Items from an interface collection
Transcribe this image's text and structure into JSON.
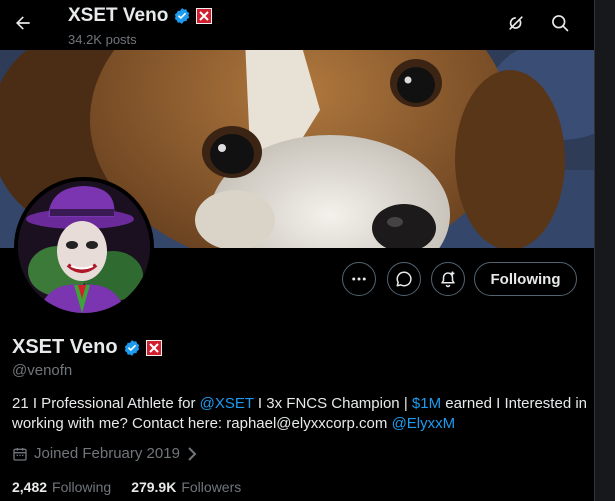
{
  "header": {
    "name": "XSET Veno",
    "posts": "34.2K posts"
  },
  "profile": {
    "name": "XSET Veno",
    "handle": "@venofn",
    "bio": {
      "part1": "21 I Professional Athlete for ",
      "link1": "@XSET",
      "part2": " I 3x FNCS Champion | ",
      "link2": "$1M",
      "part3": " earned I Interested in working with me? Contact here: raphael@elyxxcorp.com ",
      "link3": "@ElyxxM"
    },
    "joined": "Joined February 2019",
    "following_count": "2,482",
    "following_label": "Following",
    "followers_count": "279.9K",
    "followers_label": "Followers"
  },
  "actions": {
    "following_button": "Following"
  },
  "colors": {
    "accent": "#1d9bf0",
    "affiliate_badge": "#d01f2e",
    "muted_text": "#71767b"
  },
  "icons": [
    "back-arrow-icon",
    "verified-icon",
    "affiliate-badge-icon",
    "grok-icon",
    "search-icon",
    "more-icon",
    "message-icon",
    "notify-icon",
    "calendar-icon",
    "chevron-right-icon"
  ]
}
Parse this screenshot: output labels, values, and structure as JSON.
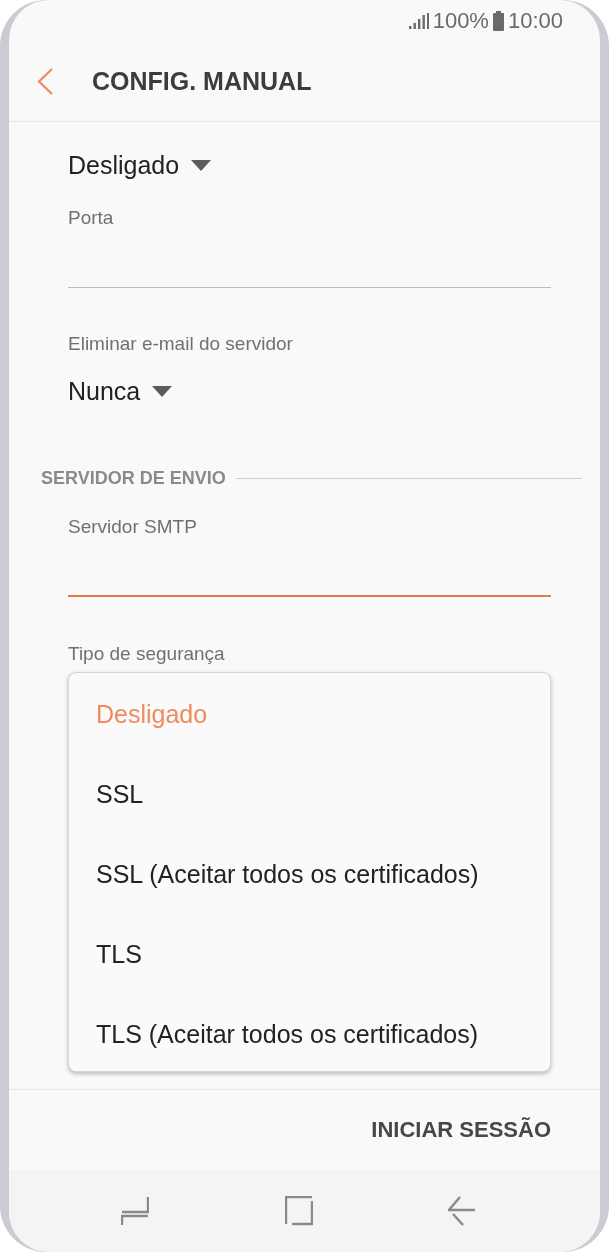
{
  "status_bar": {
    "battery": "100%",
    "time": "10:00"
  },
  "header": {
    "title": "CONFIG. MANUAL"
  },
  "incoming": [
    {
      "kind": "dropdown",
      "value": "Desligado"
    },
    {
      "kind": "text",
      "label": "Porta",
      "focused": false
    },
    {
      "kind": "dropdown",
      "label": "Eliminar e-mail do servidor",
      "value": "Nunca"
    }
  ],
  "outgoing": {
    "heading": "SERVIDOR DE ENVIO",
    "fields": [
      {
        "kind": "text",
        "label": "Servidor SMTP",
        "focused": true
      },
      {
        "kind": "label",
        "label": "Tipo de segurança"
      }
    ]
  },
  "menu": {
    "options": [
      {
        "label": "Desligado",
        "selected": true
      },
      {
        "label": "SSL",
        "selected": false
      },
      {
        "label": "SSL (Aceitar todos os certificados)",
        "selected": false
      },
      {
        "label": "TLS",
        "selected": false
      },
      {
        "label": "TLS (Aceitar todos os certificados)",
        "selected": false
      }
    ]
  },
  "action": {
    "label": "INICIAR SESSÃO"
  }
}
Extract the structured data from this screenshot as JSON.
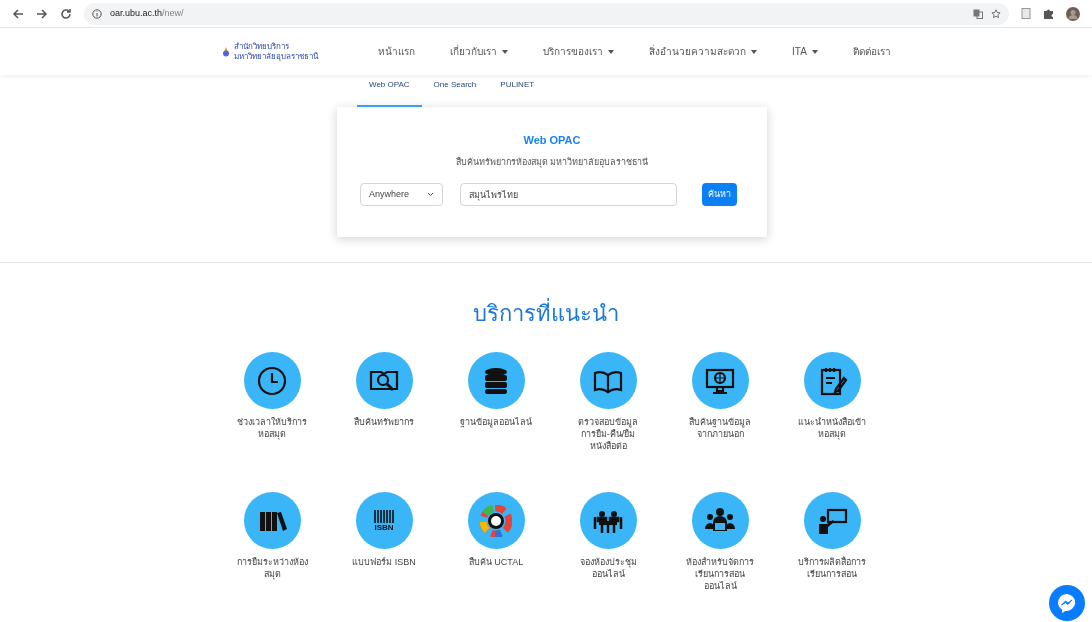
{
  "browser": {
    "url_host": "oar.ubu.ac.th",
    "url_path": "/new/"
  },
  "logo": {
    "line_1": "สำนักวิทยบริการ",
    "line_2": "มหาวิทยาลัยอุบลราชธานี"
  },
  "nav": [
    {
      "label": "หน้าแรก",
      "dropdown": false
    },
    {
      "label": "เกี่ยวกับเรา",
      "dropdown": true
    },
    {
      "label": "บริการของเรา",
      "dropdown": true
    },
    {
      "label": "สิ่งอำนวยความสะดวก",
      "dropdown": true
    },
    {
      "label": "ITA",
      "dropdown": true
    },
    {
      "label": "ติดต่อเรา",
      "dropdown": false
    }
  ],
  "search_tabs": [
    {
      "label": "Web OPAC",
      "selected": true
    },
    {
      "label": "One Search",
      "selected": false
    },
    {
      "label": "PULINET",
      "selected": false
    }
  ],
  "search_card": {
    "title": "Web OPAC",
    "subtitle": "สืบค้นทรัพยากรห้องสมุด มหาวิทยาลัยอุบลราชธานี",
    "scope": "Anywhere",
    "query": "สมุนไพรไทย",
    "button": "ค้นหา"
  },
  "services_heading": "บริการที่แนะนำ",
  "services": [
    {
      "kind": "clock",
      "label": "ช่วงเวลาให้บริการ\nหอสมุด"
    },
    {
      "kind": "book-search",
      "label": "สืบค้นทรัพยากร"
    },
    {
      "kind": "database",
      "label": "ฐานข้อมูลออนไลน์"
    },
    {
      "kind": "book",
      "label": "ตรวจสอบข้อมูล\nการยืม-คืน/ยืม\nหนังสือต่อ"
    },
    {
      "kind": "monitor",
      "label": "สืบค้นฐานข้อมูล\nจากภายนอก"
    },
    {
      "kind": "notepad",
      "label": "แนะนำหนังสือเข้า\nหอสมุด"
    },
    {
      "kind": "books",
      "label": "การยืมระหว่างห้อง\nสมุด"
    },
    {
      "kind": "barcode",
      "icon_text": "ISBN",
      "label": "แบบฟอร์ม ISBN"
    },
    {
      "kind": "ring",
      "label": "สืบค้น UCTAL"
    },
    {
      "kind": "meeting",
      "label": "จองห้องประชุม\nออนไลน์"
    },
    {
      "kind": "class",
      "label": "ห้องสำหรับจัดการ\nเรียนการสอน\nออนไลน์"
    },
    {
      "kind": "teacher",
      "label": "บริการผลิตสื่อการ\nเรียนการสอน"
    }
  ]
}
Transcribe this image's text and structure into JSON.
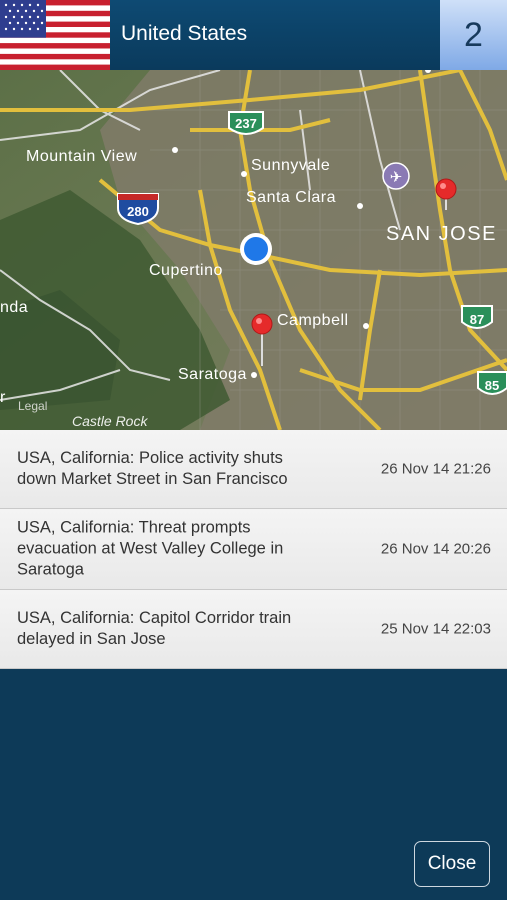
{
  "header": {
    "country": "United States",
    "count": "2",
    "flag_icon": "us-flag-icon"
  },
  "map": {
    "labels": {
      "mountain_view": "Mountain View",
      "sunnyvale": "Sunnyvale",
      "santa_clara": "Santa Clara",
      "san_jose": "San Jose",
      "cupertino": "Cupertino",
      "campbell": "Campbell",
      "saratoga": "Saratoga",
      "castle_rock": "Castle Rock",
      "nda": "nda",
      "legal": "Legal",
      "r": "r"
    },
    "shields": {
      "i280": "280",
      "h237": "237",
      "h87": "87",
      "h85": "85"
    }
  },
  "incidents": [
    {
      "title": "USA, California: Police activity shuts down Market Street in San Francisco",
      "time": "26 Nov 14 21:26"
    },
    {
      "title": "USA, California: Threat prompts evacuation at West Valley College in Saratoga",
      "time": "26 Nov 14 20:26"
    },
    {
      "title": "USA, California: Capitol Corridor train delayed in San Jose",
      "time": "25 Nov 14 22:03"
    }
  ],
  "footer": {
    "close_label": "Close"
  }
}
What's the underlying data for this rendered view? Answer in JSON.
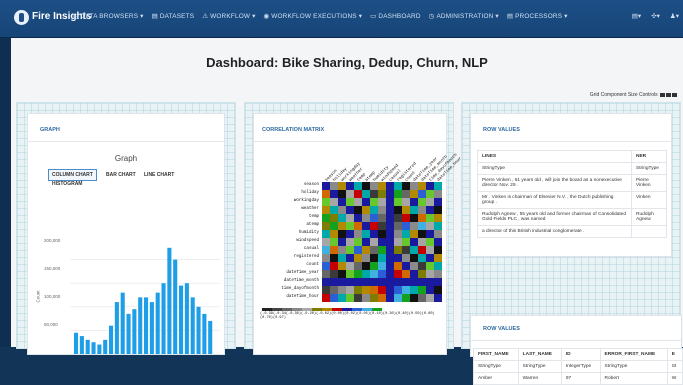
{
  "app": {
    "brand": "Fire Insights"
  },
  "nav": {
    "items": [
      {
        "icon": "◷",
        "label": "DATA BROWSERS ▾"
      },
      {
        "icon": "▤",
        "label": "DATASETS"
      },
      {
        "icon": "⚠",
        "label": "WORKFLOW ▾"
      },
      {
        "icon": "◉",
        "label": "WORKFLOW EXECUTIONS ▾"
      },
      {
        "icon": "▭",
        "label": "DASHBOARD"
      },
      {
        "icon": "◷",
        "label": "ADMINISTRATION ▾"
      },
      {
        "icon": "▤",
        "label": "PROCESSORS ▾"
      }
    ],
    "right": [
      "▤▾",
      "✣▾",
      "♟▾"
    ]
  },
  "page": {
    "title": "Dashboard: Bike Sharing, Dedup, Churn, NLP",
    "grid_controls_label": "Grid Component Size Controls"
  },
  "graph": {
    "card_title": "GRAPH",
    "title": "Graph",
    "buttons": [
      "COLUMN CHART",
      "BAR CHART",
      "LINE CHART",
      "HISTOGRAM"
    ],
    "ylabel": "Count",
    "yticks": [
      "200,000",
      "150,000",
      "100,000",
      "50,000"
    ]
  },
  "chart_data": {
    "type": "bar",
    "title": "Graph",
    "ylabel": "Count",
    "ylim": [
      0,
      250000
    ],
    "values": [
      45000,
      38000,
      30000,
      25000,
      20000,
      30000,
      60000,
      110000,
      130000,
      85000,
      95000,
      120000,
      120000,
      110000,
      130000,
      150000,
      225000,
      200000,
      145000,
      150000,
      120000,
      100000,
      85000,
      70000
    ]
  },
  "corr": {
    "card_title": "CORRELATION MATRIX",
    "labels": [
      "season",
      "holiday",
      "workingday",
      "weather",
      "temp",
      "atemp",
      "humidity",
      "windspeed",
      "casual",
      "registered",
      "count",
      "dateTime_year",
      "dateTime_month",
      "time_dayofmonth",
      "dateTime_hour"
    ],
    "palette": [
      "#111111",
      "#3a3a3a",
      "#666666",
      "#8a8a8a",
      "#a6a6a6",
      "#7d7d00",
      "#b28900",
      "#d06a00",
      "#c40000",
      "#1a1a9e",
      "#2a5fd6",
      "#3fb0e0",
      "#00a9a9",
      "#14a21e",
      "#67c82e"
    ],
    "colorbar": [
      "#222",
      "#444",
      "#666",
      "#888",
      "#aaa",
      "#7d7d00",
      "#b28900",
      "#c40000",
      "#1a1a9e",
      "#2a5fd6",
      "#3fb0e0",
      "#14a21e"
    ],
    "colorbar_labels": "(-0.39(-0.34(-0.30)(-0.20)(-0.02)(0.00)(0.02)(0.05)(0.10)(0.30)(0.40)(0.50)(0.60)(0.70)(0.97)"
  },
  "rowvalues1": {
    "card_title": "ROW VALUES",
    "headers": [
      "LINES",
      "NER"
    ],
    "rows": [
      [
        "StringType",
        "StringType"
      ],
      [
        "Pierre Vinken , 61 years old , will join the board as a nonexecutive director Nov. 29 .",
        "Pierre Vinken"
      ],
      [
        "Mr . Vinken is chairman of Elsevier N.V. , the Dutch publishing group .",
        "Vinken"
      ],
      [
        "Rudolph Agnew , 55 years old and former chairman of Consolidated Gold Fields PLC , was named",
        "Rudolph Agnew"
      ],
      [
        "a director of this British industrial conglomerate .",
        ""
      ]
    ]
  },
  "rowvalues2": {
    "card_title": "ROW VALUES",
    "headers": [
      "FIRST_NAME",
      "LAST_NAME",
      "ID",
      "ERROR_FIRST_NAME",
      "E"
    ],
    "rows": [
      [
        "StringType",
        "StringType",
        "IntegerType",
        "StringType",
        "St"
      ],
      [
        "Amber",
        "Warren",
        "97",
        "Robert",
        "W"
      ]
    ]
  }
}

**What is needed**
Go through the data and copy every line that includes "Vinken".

**Answer below**
        "Pierre Vinken , 61 years old , will join the board as a nonexecutive director Nov. 29 .",
        "Pierre Vinken"
        "Mr . Vinken is chairman of Elsevier N.V. , the Dutch publishing group .",
        "Vinken"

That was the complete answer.